===== Information shown =====

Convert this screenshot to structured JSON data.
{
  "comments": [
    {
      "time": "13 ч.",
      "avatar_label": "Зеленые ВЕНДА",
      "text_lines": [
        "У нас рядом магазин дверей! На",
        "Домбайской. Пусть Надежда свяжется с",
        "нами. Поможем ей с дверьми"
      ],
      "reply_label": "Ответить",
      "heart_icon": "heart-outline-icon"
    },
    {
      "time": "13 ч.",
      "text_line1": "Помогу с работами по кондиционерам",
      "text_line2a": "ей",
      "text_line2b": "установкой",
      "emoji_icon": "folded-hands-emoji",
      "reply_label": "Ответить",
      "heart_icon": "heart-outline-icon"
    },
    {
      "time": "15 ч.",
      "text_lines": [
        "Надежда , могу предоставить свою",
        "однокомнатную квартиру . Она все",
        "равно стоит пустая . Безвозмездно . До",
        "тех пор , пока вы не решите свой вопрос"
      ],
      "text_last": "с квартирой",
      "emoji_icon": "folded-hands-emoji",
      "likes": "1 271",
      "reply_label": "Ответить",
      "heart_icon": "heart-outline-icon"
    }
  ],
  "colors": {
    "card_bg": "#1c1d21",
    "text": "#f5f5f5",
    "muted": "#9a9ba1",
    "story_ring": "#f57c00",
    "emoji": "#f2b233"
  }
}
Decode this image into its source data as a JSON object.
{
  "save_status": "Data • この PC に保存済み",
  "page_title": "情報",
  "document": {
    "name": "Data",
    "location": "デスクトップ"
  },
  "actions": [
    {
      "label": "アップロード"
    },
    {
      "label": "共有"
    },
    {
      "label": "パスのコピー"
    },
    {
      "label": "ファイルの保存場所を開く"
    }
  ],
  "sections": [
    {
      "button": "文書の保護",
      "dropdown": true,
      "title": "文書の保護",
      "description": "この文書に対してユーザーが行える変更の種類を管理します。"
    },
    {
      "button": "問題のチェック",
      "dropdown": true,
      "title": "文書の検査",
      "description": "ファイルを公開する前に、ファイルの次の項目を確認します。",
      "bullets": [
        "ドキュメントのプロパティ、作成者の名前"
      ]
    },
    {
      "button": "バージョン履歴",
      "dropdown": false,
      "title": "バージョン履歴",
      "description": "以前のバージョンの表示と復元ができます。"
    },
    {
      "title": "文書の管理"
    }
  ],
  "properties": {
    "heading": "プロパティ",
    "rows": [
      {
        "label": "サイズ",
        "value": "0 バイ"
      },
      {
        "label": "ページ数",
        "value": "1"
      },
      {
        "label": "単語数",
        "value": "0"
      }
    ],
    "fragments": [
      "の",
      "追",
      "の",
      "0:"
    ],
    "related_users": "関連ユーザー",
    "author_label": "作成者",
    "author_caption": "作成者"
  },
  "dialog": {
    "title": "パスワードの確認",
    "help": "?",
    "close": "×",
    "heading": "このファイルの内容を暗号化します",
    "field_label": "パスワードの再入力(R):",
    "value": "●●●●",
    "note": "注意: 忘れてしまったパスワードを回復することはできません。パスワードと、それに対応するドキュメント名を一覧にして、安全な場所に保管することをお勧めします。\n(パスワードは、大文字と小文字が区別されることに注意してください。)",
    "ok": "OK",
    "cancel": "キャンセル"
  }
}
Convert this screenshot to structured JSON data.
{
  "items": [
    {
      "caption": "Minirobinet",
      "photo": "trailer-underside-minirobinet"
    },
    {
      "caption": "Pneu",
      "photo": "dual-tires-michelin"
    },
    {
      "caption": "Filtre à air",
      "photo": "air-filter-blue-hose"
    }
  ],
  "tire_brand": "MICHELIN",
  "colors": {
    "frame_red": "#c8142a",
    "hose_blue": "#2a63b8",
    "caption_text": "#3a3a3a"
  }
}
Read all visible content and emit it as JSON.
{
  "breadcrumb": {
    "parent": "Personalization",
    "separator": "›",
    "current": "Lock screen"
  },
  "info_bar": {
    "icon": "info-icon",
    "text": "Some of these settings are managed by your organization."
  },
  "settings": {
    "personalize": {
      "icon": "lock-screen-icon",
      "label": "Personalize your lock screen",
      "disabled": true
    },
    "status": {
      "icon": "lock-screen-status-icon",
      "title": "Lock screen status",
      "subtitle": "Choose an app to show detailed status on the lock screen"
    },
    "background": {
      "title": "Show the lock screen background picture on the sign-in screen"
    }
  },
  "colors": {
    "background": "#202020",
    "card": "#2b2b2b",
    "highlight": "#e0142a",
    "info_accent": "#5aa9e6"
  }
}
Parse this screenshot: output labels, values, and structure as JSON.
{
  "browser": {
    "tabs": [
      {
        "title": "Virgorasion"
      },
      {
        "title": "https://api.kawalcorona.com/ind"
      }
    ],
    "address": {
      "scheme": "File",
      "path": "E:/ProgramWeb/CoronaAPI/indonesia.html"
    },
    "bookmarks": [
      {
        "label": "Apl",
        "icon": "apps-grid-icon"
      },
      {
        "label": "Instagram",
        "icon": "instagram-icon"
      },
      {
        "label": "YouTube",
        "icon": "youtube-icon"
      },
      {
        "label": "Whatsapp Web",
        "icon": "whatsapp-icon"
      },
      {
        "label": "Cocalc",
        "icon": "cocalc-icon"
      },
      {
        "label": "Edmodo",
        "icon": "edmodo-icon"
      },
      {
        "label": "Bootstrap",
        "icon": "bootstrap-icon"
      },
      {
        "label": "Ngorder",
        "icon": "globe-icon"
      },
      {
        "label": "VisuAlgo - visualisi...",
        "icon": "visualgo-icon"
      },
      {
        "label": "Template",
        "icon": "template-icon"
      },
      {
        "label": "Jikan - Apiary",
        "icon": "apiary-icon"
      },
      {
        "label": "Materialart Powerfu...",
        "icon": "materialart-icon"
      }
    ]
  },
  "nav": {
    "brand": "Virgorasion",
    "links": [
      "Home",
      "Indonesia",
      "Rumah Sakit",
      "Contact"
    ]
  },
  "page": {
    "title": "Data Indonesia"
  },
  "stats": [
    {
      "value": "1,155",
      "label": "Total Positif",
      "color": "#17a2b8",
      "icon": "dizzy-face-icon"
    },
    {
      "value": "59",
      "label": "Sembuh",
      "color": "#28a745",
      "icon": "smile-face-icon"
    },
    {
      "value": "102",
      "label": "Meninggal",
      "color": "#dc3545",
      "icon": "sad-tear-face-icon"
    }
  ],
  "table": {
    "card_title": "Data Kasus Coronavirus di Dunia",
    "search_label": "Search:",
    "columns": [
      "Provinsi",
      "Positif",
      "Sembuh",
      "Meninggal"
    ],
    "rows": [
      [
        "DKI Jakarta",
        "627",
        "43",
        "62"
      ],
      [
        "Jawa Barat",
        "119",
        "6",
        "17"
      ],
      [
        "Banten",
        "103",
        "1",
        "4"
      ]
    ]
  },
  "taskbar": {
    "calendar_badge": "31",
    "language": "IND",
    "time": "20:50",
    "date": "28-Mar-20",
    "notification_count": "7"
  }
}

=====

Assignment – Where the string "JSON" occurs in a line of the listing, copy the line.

Exercise answer –
Convert this screenshot to structured JSON data.
Decode this image into its source data as a JSON object.
Convert this screenshot to structured JSON data.
Read all visible content and emit it as JSON.
Parse this screenshot: output labels, values, and structure as JSON.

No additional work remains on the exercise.